Algae: Water and Algae Production Plants Essay

Submitted By Legna-Euqil
Words: 622
Pages: 3

Energy Density
($/ L)
Greenhouse Gas
Environmental and Political Aspects
Current Research
Algae - based biofuels
Multiple different fuels made from algae
Can be used to produce any of the fuels above, as well as jet fuel biodiesel ----------------
Depending on the lipid content of the algae, 1 tonne of algae can produce about 100 gallons of oil.
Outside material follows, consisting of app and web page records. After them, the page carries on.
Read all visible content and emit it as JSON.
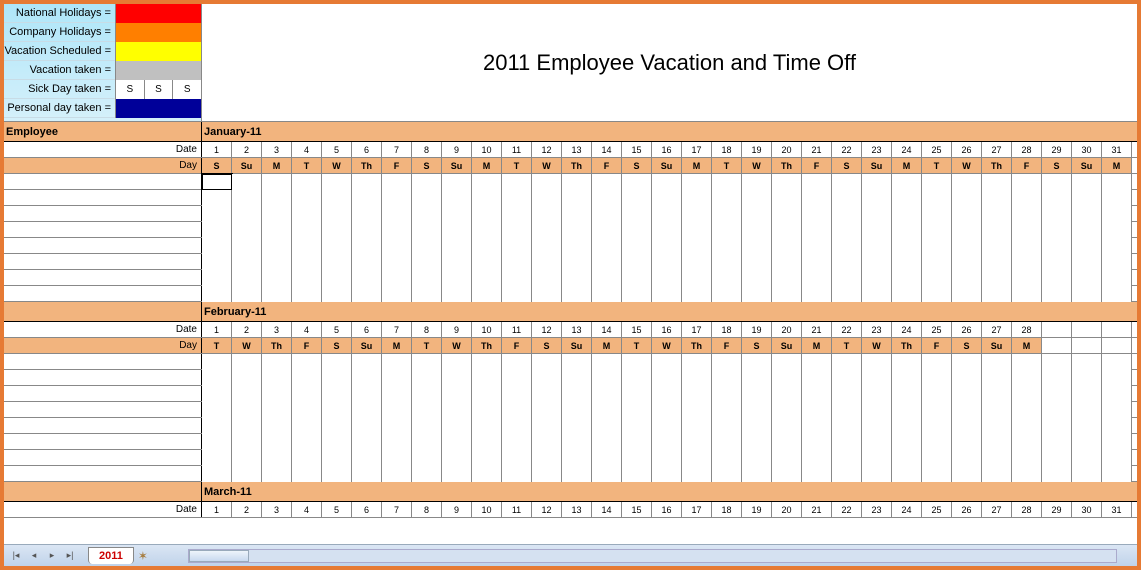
{
  "title": "2011 Employee Vacation and Time Off",
  "legend": {
    "items": [
      {
        "label": "National Holidays =",
        "color": "#ff0000"
      },
      {
        "label": "Company Holidays =",
        "color": "#ff7f00"
      },
      {
        "label": "Vacation Scheduled =",
        "color": "#ffff00"
      },
      {
        "label": "Vacation taken =",
        "color": "#c0c0c0"
      },
      {
        "label": "Sick Day taken =",
        "color": "#ffffff",
        "cells": [
          "S",
          "S",
          "S"
        ]
      },
      {
        "label": "Personal day taken =",
        "color": "#000099"
      }
    ]
  },
  "labels": {
    "employee": "Employee",
    "date": "Date",
    "day": "Day"
  },
  "months": [
    {
      "name": "January-11",
      "dates": [
        "1",
        "2",
        "3",
        "4",
        "5",
        "6",
        "7",
        "8",
        "9",
        "10",
        "11",
        "12",
        "13",
        "14",
        "15",
        "16",
        "17",
        "18",
        "19",
        "20",
        "21",
        "22",
        "23",
        "24",
        "25",
        "26",
        "27",
        "28",
        "29",
        "30",
        "31"
      ],
      "dows": [
        "S",
        "Su",
        "M",
        "T",
        "W",
        "Th",
        "F",
        "S",
        "Su",
        "M",
        "T",
        "W",
        "Th",
        "F",
        "S",
        "Su",
        "M",
        "T",
        "W",
        "Th",
        "F",
        "S",
        "Su",
        "M",
        "T",
        "W",
        "Th",
        "F",
        "S",
        "Su",
        "M"
      ],
      "empty_rows": 8
    },
    {
      "name": "February-11",
      "dates": [
        "1",
        "2",
        "3",
        "4",
        "5",
        "6",
        "7",
        "8",
        "9",
        "10",
        "11",
        "12",
        "13",
        "14",
        "15",
        "16",
        "17",
        "18",
        "19",
        "20",
        "21",
        "22",
        "23",
        "24",
        "25",
        "26",
        "27",
        "28"
      ],
      "dows": [
        "T",
        "W",
        "Th",
        "F",
        "S",
        "Su",
        "M",
        "T",
        "W",
        "Th",
        "F",
        "S",
        "Su",
        "M",
        "T",
        "W",
        "Th",
        "F",
        "S",
        "Su",
        "M",
        "T",
        "W",
        "Th",
        "F",
        "S",
        "Su",
        "M"
      ],
      "empty_rows": 8
    },
    {
      "name": "March-11",
      "dates": [
        "1",
        "2",
        "3",
        "4",
        "5",
        "6",
        "7",
        "8",
        "9",
        "10",
        "11",
        "12",
        "13",
        "14",
        "15",
        "16",
        "17",
        "18",
        "19",
        "20",
        "21",
        "22",
        "23",
        "24",
        "25",
        "26",
        "27",
        "28",
        "29",
        "30",
        "31"
      ],
      "dows": [],
      "empty_rows": 0
    }
  ],
  "tab": {
    "name": "2011"
  }
}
$7.50 per gallon or $1.98 per liter
1 acre of algae is 2,000-5,000 gallons of fuel per acre per year. (
See specific fuels above
1.70 percent to 80 percent of all the oxygen we breathe comes from algae (
2.However, very little research focused on the environmental consequences of large-scale algae production.
3.environmental impacts: energy consumption and chemical use and disposal, it is premature to draw definitive conclusions about these impacts
4.Algae cultivation can require the use of pesticides, fertilizers, water, and fuel. Each of these activities, in turn, can impact air quality, water quality, and water availability
5.smaller environmental footprint than other feedstocks
6.1 tonne of algae will sequester about 1.5 tonnes of CO2..
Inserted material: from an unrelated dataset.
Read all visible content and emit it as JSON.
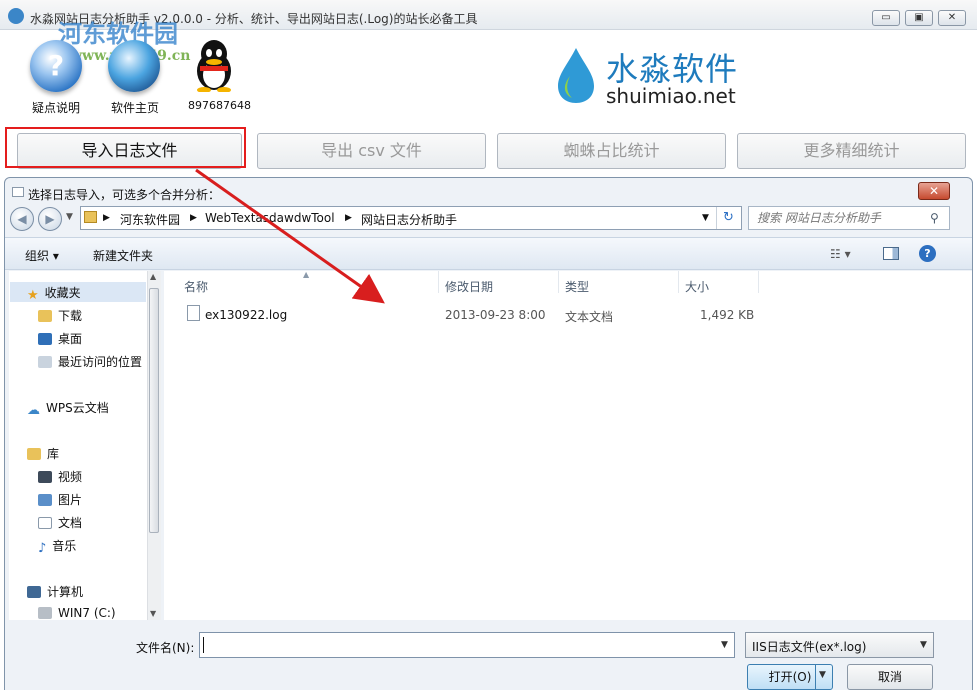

1.Algae-based biofuel production systems are still being investigated at the pilot stage using smaller-scale prototype research facilities.
2.Commercial processes for large-scale algae production and algal oil collection are currently being developed as another plant oil source for biodiesel
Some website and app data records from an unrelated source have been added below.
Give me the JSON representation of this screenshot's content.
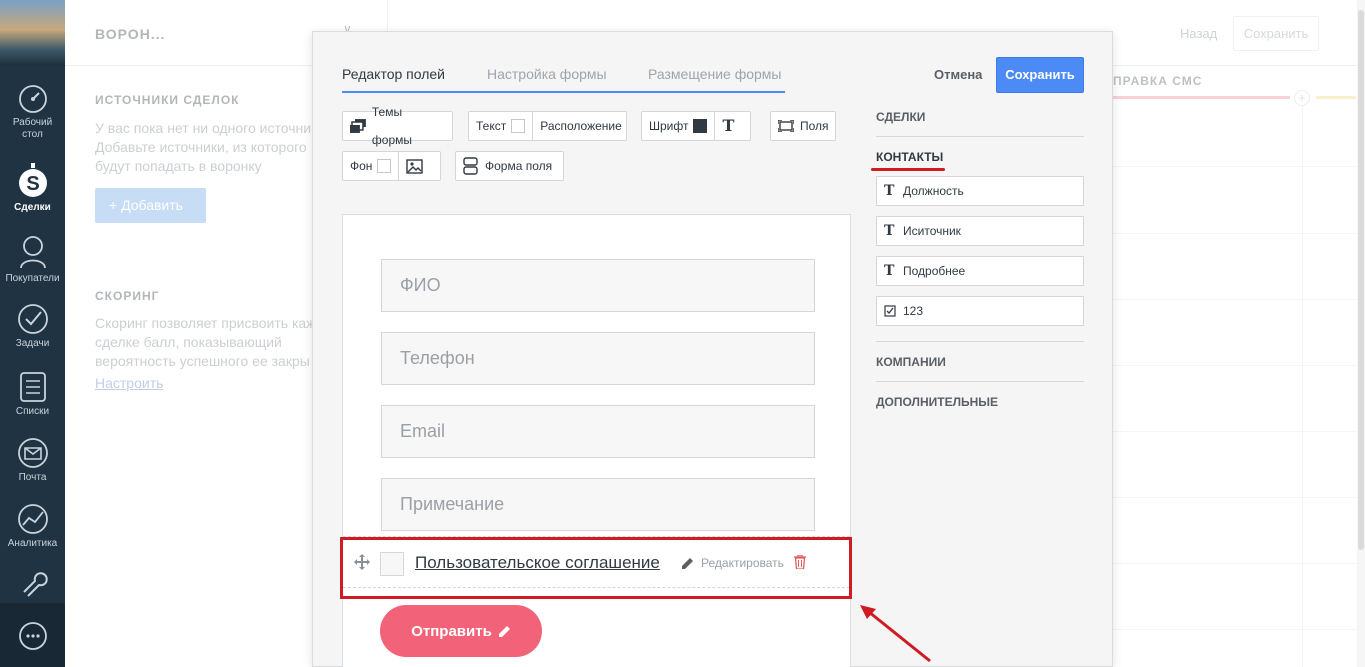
{
  "sidebar": {
    "items": [
      {
        "label1": "Рабочий",
        "label2": "стол"
      },
      {
        "label1": "Сделки",
        "label2": ""
      },
      {
        "label1": "Покупатели",
        "label2": ""
      },
      {
        "label1": "Задачи",
        "label2": ""
      },
      {
        "label1": "Списки",
        "label2": ""
      },
      {
        "label1": "Почта",
        "label2": ""
      },
      {
        "label1": "Аналитика",
        "label2": ""
      }
    ]
  },
  "background": {
    "title": "ВОРОН...",
    "back_label": "Назад",
    "save_label": "Сохранить",
    "sources_title": "ИСТОЧНИКИ СДЕЛОК",
    "sources_text": [
      "У вас пока нет ни одного источни",
      "Добавьте источники, из которого",
      "будут попадать в воронку"
    ],
    "add_label": "+ Добавить",
    "scoring_title": "СКОРИНГ",
    "scoring_text": [
      "Скоринг позволяет присвоить каж",
      "сделке балл, показывающий",
      "вероятность успешного ее закры"
    ],
    "configure_link": "Настроить",
    "column_title": "ПРАВКА СМС"
  },
  "modal": {
    "tabs": [
      "Редактор полей",
      "Настройка формы",
      "Размещение формы"
    ],
    "active_tab": 0,
    "cancel_label": "Отмена",
    "save_label": "Сохранить",
    "toolbar": {
      "themes_label": "Темы формы",
      "text_label": "Текст",
      "layout_label": "Расположение",
      "font_label": "Шрифт",
      "fields_label": "Поля",
      "bg_label": "Фон",
      "field_shape_label": "Форма поля"
    },
    "form": {
      "fields": [
        "ФИО",
        "Телефон",
        "Email",
        "Примечание"
      ],
      "agreement_label": "Пользовательское соглашение",
      "edit_label": "Редактировать",
      "submit_label": "Отправить"
    },
    "fields_panel": {
      "sections": [
        "СДЕЛКИ",
        "КОНТАКТЫ",
        "КОМПАНИИ",
        "ДОПОЛНИТЕЛЬНЫЕ"
      ],
      "contact_fields": [
        {
          "label": "Должность",
          "icon": "text-icon"
        },
        {
          "label": "Иситочник",
          "icon": "text-icon"
        },
        {
          "label": "Подробнее",
          "icon": "text-icon"
        },
        {
          "label": "123",
          "icon": "checkbox-icon"
        }
      ]
    }
  },
  "colors": {
    "sidebar_bg": "#1f3342",
    "accent_blue": "#4c8bf5",
    "submit_pink": "#f2637a",
    "highlight_red": "#cf1b23"
  }
}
1. More expensive, but may yield 10-100X more fuel per unit area than other biofuels
2. high oil content, ability to recycle waste streams from other processes, and minimal land requirements
3.Algae production demands less land area per gallon of fuel produced than other feedstocks
4. Algae’s lack of dependence on fertile soil and rainfall essentially eliminates competition among food, feed, and energy production facilities for land resources
5. Algae grown in conjunction with animal and human wastewater treatment facilities can reduce both freshwater demands and fertilizer inputs, and may even generate revenue by reducing wastewater treatment costs 6.biodiversity impacts: small because algae typically require less land, fertilizer, and pesticide than do other feedstocks, and because algae production plants may be co-located with wastewater treatment plants.
7.Production facilities for algae that need sunlight to grow could be located in arid regions with ample sunlight
8. closed and open systems: closed system less chance of algae getting out of the facility, can be blown and carried by winds in open facilities
POSITIVE:Non-invasive algae grown with